- Building safety: from the time the patient enters the building and until they leave, the risk of the virus looms. Have signs up in the building lobby and elevators requiring patients and visitors to wear masks. I tell my patients that elevators are probably one of the toughest places to social distance. If they find another person is entering the elevator without a mask, it would be prudent to step out and take a different elevator. Talk to your housekeeping staff about your expectations—bathrooms, door handles, elevator buttons, and frequently touched surfaces should be cleaned at least once an hour.

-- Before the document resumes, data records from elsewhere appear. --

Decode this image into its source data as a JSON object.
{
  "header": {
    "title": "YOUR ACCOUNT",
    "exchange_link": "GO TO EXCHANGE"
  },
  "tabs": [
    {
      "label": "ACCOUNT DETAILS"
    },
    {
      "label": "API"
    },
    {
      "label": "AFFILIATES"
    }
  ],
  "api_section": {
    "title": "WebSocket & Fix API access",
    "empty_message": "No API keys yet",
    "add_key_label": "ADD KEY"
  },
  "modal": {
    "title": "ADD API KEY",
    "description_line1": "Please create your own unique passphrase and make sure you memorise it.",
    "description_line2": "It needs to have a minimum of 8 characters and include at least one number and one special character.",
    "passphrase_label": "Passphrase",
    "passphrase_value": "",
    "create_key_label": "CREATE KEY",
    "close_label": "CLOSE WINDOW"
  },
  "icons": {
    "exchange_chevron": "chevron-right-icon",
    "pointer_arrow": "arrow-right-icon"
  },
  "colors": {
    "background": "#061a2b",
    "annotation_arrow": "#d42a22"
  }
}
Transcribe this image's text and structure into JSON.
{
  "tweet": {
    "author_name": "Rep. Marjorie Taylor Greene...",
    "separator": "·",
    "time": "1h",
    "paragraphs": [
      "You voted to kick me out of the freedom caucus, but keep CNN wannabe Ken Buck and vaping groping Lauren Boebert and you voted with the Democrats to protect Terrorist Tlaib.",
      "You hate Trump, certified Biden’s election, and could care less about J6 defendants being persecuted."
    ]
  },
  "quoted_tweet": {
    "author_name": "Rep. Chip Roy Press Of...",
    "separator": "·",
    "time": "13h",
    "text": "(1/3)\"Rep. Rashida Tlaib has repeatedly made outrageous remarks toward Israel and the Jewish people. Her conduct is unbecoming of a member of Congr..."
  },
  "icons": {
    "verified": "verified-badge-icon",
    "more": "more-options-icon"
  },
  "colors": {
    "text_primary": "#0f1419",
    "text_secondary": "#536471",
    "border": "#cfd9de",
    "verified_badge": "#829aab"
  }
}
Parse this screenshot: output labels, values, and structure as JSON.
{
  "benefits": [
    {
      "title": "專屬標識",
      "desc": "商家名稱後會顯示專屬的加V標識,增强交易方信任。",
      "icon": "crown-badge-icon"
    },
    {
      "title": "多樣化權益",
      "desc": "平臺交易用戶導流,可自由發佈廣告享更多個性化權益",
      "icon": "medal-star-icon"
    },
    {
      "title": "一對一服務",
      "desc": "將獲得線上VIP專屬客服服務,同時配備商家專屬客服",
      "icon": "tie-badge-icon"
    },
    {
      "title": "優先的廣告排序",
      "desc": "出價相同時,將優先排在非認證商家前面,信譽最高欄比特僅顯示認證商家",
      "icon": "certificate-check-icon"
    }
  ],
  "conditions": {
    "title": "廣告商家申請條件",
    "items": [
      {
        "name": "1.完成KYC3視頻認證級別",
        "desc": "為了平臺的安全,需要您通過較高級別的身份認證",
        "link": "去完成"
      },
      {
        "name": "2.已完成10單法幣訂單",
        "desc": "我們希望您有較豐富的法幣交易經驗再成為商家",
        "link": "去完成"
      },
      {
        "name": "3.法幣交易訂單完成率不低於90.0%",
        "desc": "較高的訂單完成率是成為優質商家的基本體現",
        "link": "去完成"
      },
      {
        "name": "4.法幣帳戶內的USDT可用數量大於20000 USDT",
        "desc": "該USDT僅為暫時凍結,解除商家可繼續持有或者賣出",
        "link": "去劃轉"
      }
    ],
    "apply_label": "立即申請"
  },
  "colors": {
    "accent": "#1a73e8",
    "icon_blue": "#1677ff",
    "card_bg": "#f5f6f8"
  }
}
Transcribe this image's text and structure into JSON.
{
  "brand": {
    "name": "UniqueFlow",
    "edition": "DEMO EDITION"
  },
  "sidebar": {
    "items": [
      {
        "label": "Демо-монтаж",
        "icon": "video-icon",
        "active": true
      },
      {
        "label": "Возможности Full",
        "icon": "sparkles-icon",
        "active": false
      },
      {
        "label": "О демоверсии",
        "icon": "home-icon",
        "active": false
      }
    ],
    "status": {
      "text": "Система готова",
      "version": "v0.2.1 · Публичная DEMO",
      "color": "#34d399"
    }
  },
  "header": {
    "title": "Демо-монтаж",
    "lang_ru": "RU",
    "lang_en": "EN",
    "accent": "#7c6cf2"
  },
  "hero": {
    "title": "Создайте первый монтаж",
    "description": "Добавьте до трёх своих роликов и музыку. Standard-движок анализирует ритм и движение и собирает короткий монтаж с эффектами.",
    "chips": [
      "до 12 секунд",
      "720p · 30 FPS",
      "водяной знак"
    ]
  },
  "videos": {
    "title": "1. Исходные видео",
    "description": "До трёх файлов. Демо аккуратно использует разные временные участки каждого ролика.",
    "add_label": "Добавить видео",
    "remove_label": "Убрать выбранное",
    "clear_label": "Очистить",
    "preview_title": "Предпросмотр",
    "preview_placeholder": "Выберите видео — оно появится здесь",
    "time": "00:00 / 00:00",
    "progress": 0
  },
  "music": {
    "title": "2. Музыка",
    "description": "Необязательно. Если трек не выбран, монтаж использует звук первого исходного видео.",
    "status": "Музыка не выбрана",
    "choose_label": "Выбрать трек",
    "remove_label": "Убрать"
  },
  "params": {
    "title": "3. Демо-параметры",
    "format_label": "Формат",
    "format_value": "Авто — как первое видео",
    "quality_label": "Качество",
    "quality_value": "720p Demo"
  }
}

- Office safety: Most offices have an open concept layout now where the reception area and waiting room are separated by just an island. Consider putting a plexiglass shield between the reception area and the waiting room especially in places where patients are likely to stand to ask questions or make payments. If you cannot do this, then consider getting face shields for your front staff. I don’t know about you, but sometimes patients get animated about the bill and will spit and yell at the front staff.
- Provider requirements: Leave the lab coat, jewelry, ties at home! I plan to see patients in scrubs wearing a surgical mask, face shield, and clogs. Some practices will have disposable or reusable gowns; we are unfortunate enough not to own any. It remains to be seen if clothing will be considered fomites. As per OSHA, wash your hands before and after you enter a patient room, but take it to another level—keep a bottle of hand sanitizer in the room to use before and after you touch the patient. Disinfect your face shields, stethoscopes, and any equipment that might be in the room with the patient. Cover your keyboard with a film that can be easily cleaned.
- Staff requirements: Your staff should be instructed to clean their hands frequently between patients and throughout the day; they need to wipe down their work area a few times a day. Check temperatures for providers and staff at least once or twice a day; send them home if they don’t feel well. Many of our staff are loyal and want to help out, or they may need that paycheck so they do not alert you that they are having issues.
- Patient responsibilities: Have your patients check their temperature at home before they come; if temperatures are a degree higher than their normal, have them reschedule their appointments or stay home. Do not rely on 98.6oF as the normal temperature as there have been research studies showing the average normal human body temperature may vary between 36.1oC (96.98oF) to 37.2C (98.96oF)1; so ask your patients if their temperatures are higher than their normal. You should also check patient’s temperatures when they arrive at your doorsteps. This recommendation might be tricky for our patients who may be taking regular acetaminophen or non-steroidal anti-inflammatory drugs (NSAIDS) for their arthritis; hence, their temperatures may register normal. Consider other symptoms that might make you rethink whether or not patients should come in: exposure history to COVID19, coughing especially with myalgias, swollen lymph nodes, or anosmia/aguesia.
No matter what you do, sometimes it may not be enough and the virus may sweep through your office. Do you have an obligation to let your patients know if you or your staff develop COVID19? I believe so. Contact tracing is helpful to prevent further spread of the disease. Patients who have been exposed, need to self-quarantine and self-isolate. It is also important to find out if the infection came from a patient or if it came from the community.
Please reach out to us with any advice you have to keep our medical practices safe or if you have comments on the above guidance. Many thanks to the doctors and dentists I interviewed. We live in a new normal now.
References: 1. Crit Rev Biomed Eng. 2015;43(5-6):385-99
The advice given is a distillation of what doctors and dentists in private practice are doing and are not reflective of UT Southwestern Medical policy.